But analysts said Chávez’s sudden exit could lead to a massive turnout of his supporters in a show of solidarity for their ailing leader.
“The president’s health is, once again, monopolizing the agenda,” said Carmen Beatriz Fernández with DataStrategia, a Caracas-based political consulting firm. “Regional elections, which did have a regional dynamic and were focused on regional issues, have become a national event.”
On Monday, Maduro called on the nation to pray for Chávez and also vote en mass to sweep the governors’ races.
“Dear compatriots, we must mobilize and accompany the president with our prayers and actions,” he said in a statement. “We’re going to be loyal to Hugo Chávez.”
Doctors say the nature of cancer is unpredictable, and patients can go into remission for months or years at a time. But the secrecy surrounding the president’s health has fueled speculation and conspiracies.

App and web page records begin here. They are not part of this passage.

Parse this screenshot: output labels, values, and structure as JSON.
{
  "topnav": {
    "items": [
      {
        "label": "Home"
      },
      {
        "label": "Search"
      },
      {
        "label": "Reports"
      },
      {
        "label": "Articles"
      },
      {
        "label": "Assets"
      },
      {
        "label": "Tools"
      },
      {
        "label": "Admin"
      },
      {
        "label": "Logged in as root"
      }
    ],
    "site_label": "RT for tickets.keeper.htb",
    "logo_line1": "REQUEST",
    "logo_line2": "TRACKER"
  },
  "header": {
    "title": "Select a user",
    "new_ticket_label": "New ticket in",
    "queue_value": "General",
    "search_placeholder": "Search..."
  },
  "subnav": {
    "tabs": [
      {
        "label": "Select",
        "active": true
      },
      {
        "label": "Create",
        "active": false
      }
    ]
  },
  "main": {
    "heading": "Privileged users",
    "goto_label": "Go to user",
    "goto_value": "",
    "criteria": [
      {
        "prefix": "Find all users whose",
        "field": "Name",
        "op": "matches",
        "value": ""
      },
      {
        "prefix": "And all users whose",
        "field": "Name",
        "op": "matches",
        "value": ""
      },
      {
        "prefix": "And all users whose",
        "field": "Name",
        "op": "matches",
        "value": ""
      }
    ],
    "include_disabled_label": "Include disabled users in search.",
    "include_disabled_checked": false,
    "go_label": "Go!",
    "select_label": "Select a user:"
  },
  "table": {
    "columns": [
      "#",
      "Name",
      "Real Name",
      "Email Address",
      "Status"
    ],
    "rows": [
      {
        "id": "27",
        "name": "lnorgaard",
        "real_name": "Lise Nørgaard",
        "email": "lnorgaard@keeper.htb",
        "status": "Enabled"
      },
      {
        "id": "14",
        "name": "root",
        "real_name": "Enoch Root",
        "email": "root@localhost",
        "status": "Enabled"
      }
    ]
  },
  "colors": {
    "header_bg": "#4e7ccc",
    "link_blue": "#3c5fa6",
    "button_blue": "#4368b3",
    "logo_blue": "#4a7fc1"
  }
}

Venezuela’s presidential elections were originally scheduled to take place this month. But in September of last year, the National Electoral Council moved them up to October. Fernández said that, in retrospect, that decision may have had to do with the president’s health.
“It’s clear now that the president has been lying to the nation,” she said. “The timing of the election, we can now see more clearly, was due to the illness.”
After having a baseball-sized tumor removed from his pelvis in June 2011 and undergoing treatment, Chávez relapsed eight months later. After more surgery and radiation therapy, he told supporters he was cancer-free again in July.
The administration has never said what type of cancer Chávez has, or what organs might be affected, but oncologists have said that his symptoms are consistent with a soft-tissue sarcoma — a variety that is often resistant to treatment.
But everything surrounding the president’s health is a mystery, said Ramírez with ORC. There are those who still speculate that the disease is some sort of ploy, designed to pull at the heart strings and mobilize voters on the eve of elections.
“This is like a puzzle with a thousand pieces,” Ramírez said, “but we can only see 200 of them.”